Page and application data records:
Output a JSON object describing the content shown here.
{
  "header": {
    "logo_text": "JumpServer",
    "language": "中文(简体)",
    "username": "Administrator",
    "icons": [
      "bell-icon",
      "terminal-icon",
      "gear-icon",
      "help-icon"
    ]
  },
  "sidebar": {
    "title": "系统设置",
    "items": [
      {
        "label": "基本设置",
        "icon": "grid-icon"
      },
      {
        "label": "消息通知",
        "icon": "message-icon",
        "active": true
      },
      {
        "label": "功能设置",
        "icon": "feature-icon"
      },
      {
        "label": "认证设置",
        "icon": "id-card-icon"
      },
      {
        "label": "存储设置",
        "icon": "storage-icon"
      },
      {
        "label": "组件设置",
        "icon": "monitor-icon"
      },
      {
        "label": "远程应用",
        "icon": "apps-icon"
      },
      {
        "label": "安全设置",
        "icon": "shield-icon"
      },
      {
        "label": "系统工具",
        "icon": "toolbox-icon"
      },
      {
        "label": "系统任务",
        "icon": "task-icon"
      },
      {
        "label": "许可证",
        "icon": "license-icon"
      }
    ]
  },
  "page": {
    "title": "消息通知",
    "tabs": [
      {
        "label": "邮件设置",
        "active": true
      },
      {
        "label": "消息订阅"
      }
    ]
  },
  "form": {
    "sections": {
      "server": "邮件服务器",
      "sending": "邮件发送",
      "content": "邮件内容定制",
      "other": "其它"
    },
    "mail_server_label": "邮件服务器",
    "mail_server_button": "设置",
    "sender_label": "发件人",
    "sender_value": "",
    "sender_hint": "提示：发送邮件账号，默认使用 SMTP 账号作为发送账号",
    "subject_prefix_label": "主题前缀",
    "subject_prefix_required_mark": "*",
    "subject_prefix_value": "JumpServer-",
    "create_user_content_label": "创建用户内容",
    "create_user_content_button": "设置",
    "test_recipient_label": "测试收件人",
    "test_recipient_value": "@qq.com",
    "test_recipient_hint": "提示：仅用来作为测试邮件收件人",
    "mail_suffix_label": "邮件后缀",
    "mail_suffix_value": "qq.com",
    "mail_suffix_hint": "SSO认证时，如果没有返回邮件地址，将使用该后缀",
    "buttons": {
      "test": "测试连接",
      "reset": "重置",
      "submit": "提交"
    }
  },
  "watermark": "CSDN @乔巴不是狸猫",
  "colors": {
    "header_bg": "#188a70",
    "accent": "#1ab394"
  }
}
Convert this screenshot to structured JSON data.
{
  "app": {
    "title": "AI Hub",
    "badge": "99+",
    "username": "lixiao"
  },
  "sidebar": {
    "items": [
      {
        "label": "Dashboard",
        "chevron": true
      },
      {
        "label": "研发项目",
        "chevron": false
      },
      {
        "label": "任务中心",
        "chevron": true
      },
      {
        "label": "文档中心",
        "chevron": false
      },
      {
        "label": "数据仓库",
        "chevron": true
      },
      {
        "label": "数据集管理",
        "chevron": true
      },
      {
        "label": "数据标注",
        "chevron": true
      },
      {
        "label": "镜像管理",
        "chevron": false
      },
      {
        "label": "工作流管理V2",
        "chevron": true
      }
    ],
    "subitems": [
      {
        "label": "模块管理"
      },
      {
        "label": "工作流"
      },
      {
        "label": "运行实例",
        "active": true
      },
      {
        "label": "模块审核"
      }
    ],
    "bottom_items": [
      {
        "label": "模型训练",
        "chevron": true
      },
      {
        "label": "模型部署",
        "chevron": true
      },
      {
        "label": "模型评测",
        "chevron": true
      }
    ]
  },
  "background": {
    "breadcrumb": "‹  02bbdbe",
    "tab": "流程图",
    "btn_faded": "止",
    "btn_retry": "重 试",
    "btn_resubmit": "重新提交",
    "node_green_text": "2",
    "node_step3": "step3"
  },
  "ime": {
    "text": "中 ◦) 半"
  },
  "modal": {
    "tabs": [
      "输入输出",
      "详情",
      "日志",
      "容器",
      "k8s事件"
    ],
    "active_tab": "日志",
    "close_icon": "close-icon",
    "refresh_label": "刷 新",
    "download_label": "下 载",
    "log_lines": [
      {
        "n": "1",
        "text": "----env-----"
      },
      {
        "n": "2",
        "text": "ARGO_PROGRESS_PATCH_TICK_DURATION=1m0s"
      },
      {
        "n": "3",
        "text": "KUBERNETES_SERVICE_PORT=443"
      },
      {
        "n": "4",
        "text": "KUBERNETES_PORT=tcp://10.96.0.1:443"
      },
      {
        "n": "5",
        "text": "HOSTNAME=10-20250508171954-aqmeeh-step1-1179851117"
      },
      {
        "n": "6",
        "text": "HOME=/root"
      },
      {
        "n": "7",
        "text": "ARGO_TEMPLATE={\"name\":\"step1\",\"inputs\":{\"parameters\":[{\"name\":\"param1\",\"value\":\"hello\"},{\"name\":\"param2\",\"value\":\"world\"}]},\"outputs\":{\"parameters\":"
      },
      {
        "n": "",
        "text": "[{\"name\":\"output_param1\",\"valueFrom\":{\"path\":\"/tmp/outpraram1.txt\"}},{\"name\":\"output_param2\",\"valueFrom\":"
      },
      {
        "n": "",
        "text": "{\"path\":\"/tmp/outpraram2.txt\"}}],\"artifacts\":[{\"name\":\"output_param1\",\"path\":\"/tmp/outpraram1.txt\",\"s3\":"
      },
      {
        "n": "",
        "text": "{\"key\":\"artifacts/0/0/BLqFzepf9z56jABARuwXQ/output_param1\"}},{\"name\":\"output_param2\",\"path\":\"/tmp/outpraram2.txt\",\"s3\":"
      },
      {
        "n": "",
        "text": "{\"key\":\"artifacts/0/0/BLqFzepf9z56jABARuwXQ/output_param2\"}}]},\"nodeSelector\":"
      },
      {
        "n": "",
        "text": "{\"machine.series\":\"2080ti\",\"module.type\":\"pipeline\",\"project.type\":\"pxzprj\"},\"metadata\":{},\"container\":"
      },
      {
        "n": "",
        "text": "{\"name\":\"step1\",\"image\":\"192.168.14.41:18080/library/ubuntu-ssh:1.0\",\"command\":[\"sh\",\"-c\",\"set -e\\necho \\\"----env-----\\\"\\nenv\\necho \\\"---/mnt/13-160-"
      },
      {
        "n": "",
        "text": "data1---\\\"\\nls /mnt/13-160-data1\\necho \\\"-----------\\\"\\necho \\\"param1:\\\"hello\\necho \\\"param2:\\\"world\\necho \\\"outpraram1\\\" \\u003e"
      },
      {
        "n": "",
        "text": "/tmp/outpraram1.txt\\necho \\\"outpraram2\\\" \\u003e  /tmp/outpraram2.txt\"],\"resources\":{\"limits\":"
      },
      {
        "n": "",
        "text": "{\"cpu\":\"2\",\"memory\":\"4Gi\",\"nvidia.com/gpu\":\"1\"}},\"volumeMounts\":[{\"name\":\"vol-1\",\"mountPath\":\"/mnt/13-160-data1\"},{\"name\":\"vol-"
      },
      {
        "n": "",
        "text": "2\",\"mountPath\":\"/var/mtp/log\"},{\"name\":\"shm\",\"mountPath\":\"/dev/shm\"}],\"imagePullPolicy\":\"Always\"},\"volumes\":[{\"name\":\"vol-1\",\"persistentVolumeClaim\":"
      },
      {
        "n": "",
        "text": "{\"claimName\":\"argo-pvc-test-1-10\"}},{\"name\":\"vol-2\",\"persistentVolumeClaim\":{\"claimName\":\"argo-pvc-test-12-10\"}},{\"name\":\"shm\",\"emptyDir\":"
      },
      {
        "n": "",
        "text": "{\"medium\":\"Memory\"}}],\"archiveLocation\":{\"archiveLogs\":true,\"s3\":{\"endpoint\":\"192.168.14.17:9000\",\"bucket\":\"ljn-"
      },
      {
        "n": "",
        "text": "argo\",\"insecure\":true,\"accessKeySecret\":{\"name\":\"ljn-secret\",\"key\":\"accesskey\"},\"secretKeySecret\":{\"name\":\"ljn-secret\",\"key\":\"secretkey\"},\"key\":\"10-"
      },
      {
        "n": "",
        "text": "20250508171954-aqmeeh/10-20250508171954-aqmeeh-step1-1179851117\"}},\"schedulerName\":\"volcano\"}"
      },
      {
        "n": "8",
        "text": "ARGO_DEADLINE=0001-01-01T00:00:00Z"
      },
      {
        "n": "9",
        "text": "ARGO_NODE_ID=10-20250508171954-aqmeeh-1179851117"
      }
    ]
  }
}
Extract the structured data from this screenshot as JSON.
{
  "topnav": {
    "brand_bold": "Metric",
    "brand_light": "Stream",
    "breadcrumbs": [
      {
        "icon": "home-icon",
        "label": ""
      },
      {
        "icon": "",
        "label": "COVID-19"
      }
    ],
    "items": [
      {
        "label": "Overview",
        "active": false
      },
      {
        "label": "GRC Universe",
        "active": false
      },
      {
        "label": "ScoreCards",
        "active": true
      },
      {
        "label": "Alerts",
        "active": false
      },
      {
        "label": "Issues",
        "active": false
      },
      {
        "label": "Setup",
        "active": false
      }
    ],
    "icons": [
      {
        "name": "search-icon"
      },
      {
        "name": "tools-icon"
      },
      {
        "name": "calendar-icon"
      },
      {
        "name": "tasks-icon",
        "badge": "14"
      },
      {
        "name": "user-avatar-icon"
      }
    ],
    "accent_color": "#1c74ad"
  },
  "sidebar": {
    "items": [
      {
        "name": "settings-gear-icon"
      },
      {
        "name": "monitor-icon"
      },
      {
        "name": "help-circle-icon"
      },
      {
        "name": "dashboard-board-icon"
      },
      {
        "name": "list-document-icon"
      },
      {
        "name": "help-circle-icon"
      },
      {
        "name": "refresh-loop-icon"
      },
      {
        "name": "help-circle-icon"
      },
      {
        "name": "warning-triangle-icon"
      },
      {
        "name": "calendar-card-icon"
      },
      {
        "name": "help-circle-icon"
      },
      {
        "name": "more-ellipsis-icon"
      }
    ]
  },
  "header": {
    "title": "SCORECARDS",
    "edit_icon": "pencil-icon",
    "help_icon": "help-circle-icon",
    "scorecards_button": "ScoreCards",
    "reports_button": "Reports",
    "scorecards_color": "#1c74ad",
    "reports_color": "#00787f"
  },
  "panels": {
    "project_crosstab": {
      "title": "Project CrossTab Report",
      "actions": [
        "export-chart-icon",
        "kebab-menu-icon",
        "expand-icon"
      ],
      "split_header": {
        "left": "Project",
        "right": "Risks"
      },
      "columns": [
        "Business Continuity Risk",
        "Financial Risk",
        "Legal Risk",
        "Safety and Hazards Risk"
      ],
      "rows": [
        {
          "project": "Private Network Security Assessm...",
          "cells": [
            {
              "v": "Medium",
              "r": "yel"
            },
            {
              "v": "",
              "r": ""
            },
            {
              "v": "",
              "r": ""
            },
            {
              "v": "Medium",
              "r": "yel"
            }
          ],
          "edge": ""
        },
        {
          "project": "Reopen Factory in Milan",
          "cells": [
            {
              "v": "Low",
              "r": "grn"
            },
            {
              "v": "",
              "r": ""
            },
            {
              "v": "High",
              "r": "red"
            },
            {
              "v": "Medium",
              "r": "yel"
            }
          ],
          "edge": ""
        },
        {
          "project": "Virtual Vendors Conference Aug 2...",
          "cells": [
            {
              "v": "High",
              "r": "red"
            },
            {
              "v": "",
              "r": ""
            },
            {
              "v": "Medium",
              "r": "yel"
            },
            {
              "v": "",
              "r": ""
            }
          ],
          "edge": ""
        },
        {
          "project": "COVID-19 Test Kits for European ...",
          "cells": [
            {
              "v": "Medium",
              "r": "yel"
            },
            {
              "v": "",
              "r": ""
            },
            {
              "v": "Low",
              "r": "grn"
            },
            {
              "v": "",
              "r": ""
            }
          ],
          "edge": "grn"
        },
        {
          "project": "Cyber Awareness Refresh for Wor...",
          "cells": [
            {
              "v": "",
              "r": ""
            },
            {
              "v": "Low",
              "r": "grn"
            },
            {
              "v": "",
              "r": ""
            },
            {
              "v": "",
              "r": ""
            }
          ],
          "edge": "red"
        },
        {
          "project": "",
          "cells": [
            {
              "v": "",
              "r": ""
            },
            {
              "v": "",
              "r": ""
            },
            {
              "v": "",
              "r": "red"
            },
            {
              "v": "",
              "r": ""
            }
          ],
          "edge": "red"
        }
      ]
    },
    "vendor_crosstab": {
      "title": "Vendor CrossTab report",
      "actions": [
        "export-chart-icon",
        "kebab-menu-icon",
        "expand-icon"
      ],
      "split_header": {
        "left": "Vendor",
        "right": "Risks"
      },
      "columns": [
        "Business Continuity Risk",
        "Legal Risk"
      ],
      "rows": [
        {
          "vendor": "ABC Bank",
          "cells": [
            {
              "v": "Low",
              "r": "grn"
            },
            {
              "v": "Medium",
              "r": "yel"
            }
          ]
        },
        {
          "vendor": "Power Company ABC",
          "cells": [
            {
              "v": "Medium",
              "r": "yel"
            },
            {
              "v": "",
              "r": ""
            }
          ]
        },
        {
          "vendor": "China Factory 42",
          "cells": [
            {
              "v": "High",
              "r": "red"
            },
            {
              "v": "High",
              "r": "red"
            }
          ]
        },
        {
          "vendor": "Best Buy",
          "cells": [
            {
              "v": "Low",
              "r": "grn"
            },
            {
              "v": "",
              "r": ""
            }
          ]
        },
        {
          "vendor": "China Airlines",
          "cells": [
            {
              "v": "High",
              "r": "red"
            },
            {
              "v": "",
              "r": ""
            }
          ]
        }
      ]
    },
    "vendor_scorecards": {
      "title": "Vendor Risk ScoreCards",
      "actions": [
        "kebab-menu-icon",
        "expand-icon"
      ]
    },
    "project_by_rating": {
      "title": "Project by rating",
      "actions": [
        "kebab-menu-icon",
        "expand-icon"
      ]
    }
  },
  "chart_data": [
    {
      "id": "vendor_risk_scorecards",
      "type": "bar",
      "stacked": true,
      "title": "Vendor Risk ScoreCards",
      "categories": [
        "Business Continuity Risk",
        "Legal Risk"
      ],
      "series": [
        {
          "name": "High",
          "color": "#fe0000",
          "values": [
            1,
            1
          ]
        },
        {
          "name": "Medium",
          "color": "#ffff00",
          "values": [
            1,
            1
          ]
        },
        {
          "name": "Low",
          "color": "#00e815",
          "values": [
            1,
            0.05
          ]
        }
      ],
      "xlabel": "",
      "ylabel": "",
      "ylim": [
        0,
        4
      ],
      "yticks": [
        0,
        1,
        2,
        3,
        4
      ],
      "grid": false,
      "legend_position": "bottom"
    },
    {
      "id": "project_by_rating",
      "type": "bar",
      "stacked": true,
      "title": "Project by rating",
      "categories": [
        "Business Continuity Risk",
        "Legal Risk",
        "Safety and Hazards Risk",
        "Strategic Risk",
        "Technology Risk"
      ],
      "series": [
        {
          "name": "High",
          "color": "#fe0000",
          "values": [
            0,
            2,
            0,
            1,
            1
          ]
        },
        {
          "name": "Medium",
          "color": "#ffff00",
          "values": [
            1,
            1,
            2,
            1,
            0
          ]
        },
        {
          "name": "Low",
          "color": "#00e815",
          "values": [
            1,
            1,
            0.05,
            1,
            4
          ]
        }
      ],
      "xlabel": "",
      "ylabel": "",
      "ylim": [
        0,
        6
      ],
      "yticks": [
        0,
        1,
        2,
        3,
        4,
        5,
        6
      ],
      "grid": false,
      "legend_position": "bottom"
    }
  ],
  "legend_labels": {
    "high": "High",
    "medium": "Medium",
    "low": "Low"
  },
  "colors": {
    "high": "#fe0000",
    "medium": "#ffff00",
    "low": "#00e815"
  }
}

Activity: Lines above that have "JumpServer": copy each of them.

Output:
    "logo_text": "JumpServer",
    "subject_prefix_value": "JumpServer-",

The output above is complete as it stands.